“This is not reflective of the ways that survivors experienced trauma, where they could wait months or years before feeling comfortable or even wanting to make a report,” Burnham added.

The review committee has proposed the inclusion of a category of “Prohibited Relationships.”

Although it does not propose an outright ban against faculty-student relationships, the amendment prohibits romantic or sexual relationships in which an individual has a supervisory role over a student or holds some degree of influence over the student’s academic advancement.

“The committee definitely recognized the importance of including power imbalances and recognizing that that’s an ongoing problem within academia in general,” said Burnham, “and we wanted to include it in a way that we were able to within the limits of the Conflict of Interest Policy.”

Ichikawa believes it is a “positive step” to create a category of prohibited relationships along these lines.
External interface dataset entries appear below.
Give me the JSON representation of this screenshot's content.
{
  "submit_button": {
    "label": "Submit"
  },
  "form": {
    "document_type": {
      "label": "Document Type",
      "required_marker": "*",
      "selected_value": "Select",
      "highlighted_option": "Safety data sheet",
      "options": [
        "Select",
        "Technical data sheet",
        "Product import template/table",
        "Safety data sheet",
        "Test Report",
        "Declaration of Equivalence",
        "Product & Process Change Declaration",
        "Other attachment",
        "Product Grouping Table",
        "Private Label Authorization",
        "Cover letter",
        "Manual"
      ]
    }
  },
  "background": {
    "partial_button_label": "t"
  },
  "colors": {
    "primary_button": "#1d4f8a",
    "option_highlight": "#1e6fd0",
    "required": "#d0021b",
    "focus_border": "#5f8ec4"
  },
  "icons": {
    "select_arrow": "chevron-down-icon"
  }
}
“I think it is appropriate for certain categories of romantic and sexual relationships to be prohibited,” he said.

But he also mentioned that the language used in the policy lacks clarity and creates ambiguity as to what counts as “influence” or a “supervisory role” over a student.
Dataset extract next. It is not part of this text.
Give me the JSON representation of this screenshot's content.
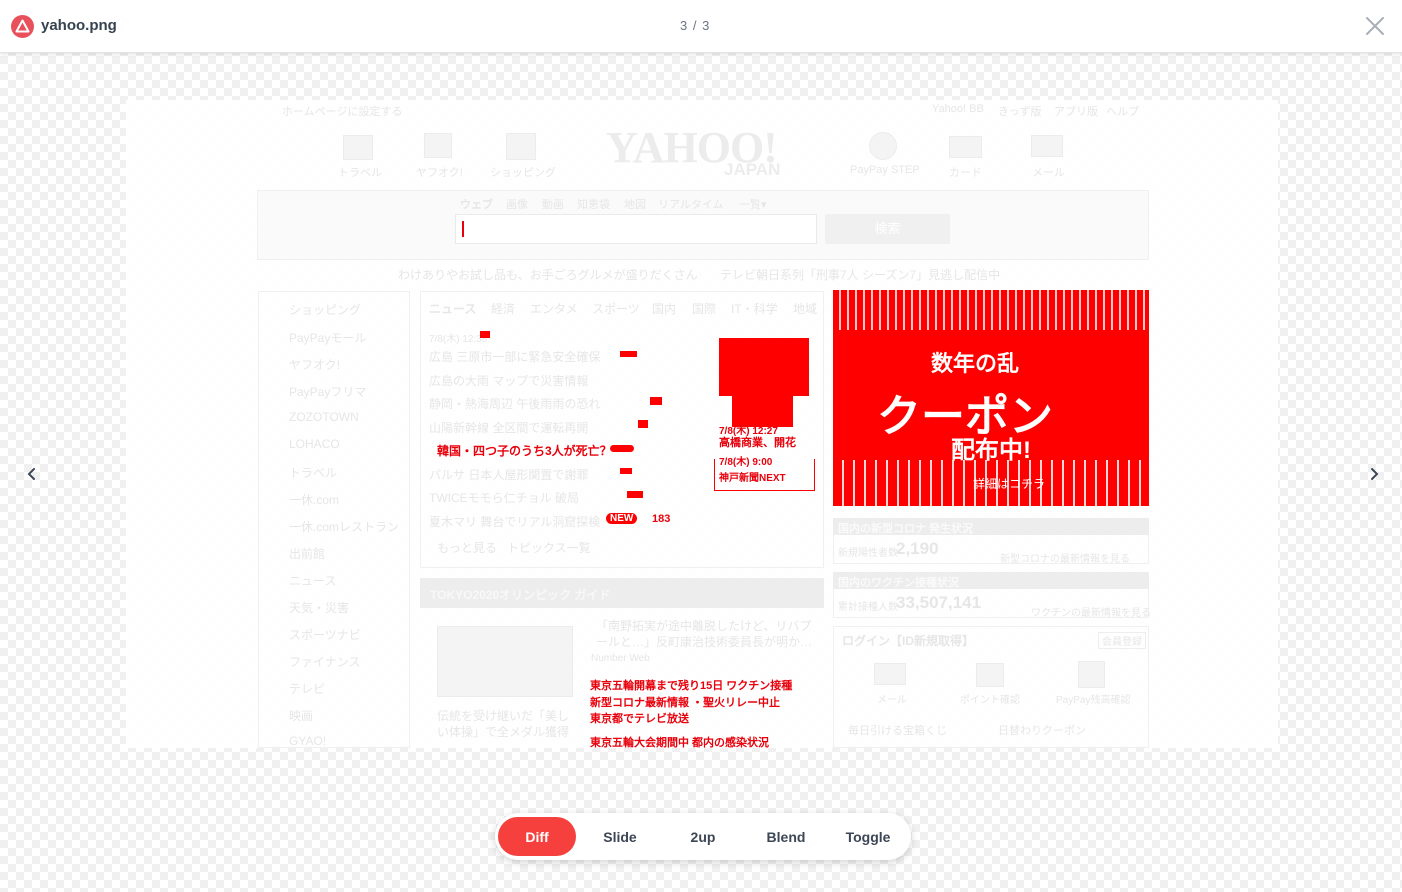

“I do have concerns about the specification,” he said. “Just which kinds of relationships are prohibited by the policy … I think the language here is quite vague.”

Burnham agreed that the current phrasing of the policy means that evaluations of prohibited relationships would have to be context-specific. She believes that including specific examples — of which there are currently none — would help guide the policy to more clarity in its implementation.

Going forward

Many of the amendments to SC17 also respond to concerns that came out of community consultations planned by the PCI Committee in the summer of 2018.

In a written statement to The Ubyssey, University Counsel Hubert Lai explained that the amount of changes a policy undergoes during the consultation process really depends on the policy in question.

“Some policies attract feedback from dozens of members of the community that result in substantial revisions to the policy. Other policies receive minimal comments and are approved in final form very close the draft submitted for public consultation,” said Lai.

A concern that came out of these consultations was how SC17 stood in relation to other UBC policies and whether it was consistent with the language used in them. Malone said that some of the amendments have been able to “close the gap” between these inconsistencies that were previously identified.

“I do think that there [are] lots of pieces in the policy that are good moves forward,” she said.

This article has been updated to clarify wording in the policy.